These standards are why businesses around the world choose to use our teams, hence why we receive so many applications to join our database. It’s therefore imperative that you stand out as an individual and it’s your USP’s that help you do this. Whether it’s a wide range of testimonials, a personal success on a project or even name-dropping individual yachts and businesses you’ve worked for – we want to know!
3. Back up your claims!
When describing your past experience, it’s easy to say you’re good at something. What we really want to see are brief examples of your how skills have been implemented to make an impact.
The STAR model is a great way to ensure you’re providing tangible examples for your skills; formulate responses that cover the ‘Situation’, ‘Task’, ‘Action’ and ‘Result’ in a short key point that communicates how you and your specific actions aided the outcome.
This will provide our submissions team with the concise details they need to accurately assess your CV.
4. Tailor your CV to the job you’re applying for
Your CV is not a one-size-fits-all document, it is personal to you and your aspirations. This means you should tailor the CV to the position you’re applying for, taking into account the job description and key responsibilities so you can talk about relevant examples of your past work.
It’s key to remember that a CV is all about selling yourself by explaining your skills and experience. If the ones you list are not relevant, we’re going to struggle to match you to an open position.
5. Don’t forget the basics
You may have the skills and experience we need, but if your CV is not legible, we may overlook it. Before you submit your CV, ensure it is clear of any spelling and/or grammar errors and the layout is clear and easy to read.

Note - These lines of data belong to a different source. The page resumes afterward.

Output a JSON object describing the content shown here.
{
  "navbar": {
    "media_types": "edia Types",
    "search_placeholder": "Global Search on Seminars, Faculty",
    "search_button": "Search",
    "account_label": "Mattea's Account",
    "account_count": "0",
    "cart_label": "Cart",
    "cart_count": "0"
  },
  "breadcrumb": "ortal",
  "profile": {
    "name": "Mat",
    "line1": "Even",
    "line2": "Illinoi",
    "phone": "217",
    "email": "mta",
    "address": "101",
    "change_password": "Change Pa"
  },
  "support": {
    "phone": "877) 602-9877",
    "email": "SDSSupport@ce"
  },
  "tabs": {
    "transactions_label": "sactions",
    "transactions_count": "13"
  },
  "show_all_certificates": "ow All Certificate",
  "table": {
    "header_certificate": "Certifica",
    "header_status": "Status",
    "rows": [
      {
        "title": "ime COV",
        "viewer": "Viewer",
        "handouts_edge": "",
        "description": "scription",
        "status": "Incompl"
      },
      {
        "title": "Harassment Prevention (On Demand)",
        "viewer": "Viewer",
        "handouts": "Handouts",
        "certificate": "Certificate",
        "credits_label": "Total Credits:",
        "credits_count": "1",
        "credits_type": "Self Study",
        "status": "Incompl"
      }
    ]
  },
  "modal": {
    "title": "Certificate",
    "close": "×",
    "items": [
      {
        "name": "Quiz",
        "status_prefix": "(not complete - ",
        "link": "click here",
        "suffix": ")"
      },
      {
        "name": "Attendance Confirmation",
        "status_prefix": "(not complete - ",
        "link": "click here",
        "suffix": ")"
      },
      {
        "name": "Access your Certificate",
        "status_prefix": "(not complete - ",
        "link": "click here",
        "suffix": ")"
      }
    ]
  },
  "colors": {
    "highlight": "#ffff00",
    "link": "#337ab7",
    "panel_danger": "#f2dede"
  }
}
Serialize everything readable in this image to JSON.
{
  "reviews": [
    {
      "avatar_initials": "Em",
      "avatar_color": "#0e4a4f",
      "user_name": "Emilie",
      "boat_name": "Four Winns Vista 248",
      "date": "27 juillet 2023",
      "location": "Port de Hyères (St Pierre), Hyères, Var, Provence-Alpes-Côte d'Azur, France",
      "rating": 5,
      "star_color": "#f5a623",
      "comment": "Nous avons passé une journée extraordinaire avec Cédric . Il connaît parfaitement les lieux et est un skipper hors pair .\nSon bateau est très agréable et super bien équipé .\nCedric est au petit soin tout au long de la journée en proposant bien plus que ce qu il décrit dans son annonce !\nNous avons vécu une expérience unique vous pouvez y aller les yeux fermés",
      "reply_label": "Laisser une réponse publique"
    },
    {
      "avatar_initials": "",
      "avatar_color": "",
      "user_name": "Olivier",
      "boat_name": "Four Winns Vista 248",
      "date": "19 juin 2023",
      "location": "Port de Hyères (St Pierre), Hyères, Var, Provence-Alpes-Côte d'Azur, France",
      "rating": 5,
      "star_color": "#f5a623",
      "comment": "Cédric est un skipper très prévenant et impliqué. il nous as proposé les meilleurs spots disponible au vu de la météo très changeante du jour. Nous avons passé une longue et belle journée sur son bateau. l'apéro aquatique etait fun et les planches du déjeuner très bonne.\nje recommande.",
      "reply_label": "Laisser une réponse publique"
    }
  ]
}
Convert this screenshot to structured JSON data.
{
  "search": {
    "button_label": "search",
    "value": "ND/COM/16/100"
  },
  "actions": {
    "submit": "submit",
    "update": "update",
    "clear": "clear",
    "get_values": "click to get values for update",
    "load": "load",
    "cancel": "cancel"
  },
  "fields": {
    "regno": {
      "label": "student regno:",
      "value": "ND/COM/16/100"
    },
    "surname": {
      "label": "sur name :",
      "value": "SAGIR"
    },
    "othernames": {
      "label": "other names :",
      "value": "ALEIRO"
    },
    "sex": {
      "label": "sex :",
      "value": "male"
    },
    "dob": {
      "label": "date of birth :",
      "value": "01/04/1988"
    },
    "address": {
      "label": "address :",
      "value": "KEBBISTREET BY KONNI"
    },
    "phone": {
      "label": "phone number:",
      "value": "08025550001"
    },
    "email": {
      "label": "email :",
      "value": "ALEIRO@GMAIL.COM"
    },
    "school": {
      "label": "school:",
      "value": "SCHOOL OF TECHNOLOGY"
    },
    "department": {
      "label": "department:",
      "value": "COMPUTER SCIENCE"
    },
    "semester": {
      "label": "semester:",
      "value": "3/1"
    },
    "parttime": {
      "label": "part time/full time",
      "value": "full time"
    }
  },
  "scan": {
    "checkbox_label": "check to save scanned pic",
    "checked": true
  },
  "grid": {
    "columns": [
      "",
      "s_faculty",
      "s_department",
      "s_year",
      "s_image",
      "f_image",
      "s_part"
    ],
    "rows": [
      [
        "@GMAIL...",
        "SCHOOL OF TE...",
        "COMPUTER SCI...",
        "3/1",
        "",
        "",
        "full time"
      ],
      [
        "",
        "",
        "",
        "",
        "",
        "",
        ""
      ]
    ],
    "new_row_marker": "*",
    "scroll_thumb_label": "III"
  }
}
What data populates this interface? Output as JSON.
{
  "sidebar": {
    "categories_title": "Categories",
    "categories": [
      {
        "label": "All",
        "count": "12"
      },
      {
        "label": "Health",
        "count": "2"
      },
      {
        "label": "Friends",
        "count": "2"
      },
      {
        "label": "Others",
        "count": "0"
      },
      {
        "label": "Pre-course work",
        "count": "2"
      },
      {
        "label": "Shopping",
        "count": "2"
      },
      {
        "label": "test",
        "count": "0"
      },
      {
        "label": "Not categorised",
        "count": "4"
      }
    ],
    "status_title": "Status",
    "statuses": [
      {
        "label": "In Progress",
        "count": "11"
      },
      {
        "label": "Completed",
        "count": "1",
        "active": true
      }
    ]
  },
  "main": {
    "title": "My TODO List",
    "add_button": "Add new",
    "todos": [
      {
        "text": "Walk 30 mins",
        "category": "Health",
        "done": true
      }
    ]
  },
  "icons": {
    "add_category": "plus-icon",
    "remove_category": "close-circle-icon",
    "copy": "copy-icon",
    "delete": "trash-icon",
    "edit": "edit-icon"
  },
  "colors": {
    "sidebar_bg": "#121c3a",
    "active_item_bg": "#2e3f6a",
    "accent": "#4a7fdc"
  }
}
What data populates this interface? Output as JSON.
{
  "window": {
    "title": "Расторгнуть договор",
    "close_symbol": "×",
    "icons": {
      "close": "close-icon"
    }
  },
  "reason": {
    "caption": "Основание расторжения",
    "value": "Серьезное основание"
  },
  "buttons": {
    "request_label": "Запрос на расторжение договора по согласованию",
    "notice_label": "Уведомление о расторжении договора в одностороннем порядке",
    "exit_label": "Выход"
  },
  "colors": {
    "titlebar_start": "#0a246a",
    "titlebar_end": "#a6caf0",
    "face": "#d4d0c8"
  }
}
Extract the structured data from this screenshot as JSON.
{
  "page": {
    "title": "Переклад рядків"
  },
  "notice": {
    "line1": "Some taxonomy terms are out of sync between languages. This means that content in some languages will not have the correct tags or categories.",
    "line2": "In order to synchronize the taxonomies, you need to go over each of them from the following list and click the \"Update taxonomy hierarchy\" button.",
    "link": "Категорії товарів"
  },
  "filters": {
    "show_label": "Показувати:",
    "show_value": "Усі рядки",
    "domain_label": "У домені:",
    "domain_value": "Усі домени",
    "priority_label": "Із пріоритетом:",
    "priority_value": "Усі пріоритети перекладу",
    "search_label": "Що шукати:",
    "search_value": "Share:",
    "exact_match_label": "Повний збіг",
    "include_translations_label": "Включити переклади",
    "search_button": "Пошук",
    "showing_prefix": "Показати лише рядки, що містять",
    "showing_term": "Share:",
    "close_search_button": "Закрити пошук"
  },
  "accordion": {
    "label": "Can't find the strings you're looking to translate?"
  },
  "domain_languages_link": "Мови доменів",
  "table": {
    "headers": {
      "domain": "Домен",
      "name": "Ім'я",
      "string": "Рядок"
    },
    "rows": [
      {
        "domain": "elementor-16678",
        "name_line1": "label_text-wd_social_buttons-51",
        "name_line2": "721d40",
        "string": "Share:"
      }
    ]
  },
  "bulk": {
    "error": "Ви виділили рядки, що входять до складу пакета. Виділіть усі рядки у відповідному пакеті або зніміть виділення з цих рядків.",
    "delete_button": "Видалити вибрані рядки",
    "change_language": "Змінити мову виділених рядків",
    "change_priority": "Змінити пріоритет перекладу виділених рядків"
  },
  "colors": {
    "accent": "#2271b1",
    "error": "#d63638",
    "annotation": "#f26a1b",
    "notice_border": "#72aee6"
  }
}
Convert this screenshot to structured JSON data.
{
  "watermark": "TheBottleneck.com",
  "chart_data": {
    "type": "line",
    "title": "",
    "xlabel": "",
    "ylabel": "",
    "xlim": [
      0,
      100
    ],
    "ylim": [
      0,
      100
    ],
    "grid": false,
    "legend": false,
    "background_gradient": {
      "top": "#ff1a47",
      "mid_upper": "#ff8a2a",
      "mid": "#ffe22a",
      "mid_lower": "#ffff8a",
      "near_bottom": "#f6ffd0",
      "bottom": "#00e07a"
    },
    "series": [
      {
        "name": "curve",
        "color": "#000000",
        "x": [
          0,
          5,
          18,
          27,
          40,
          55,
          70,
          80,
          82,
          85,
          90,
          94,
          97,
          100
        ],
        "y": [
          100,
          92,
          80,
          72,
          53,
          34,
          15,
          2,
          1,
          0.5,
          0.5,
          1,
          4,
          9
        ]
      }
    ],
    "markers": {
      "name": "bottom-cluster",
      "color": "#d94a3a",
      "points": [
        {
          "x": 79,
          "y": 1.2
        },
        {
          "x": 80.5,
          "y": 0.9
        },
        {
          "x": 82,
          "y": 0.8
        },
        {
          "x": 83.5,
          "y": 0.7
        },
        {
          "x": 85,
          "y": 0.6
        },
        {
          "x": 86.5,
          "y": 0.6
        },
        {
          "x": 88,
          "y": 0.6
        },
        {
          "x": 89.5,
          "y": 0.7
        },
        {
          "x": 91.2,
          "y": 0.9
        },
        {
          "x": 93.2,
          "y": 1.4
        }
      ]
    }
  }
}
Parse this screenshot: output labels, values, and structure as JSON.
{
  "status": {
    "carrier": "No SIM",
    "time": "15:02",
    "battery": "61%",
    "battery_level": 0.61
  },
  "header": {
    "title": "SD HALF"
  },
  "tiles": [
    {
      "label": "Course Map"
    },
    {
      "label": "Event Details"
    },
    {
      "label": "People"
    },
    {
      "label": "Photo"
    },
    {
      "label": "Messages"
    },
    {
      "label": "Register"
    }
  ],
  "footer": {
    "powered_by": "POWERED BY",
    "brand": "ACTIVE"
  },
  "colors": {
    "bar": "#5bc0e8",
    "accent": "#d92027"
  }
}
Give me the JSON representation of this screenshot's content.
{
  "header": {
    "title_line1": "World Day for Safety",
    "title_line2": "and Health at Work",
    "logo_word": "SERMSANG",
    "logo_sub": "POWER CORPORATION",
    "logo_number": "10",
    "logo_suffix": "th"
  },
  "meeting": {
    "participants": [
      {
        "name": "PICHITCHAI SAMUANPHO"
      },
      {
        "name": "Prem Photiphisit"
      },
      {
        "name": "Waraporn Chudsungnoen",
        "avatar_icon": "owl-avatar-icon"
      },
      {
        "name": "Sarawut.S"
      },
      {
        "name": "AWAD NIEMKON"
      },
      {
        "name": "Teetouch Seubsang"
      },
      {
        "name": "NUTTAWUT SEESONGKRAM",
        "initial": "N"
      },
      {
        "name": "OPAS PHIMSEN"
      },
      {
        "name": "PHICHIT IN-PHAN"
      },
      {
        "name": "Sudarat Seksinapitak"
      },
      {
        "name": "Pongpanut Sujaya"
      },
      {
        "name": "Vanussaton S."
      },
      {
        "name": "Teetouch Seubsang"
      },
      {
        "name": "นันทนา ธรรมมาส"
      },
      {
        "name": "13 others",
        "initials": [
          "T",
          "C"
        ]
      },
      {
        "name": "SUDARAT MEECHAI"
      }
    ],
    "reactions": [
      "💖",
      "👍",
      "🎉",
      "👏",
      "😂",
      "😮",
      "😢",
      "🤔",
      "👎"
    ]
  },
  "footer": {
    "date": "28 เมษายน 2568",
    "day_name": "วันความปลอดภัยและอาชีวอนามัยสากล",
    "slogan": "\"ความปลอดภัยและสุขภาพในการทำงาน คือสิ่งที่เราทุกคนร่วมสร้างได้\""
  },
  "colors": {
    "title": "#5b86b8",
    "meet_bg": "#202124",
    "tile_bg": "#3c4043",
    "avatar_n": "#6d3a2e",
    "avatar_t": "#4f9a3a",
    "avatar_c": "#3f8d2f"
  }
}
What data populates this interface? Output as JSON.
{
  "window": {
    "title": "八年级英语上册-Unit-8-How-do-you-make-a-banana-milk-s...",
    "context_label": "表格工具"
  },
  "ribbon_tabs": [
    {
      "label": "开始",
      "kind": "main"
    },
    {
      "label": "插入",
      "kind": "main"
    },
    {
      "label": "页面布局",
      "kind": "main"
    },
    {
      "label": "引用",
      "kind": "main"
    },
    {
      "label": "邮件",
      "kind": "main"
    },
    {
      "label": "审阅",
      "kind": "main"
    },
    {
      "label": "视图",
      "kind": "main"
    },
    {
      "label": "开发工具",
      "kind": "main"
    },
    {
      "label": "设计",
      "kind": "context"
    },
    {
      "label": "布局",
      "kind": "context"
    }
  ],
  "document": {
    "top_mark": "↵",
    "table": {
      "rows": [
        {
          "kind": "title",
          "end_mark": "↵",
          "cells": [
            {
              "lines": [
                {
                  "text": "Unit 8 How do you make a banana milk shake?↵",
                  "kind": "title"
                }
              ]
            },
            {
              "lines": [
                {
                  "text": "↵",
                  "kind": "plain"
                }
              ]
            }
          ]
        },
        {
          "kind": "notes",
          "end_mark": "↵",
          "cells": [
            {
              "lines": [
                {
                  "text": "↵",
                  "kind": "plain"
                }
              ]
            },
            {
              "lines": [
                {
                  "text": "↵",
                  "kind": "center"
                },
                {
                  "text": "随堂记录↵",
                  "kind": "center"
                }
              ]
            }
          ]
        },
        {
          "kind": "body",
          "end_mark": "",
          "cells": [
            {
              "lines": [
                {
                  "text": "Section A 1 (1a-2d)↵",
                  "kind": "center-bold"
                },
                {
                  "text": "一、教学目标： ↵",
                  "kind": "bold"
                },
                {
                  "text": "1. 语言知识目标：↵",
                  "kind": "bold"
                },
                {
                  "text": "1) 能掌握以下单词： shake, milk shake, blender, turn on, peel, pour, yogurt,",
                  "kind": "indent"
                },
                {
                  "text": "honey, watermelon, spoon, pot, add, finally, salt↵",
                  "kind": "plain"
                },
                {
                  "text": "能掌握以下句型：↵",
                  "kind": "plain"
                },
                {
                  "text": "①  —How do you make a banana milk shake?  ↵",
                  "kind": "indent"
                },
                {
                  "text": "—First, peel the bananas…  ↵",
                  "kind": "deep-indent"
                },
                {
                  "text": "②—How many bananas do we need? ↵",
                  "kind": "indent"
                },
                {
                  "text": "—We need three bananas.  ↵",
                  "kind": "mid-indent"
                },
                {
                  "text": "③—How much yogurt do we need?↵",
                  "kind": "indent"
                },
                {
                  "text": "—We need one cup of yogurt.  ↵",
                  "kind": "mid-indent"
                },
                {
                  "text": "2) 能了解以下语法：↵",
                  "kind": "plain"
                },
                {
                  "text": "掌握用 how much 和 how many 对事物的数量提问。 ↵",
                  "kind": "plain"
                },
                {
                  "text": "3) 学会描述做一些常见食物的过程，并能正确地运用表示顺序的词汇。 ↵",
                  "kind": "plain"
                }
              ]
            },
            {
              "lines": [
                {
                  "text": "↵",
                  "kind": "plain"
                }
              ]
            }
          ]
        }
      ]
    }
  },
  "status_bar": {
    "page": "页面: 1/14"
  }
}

This final step also gives you a chance to read over what you’ve written so you can decide whether you’d like to add a little more information in.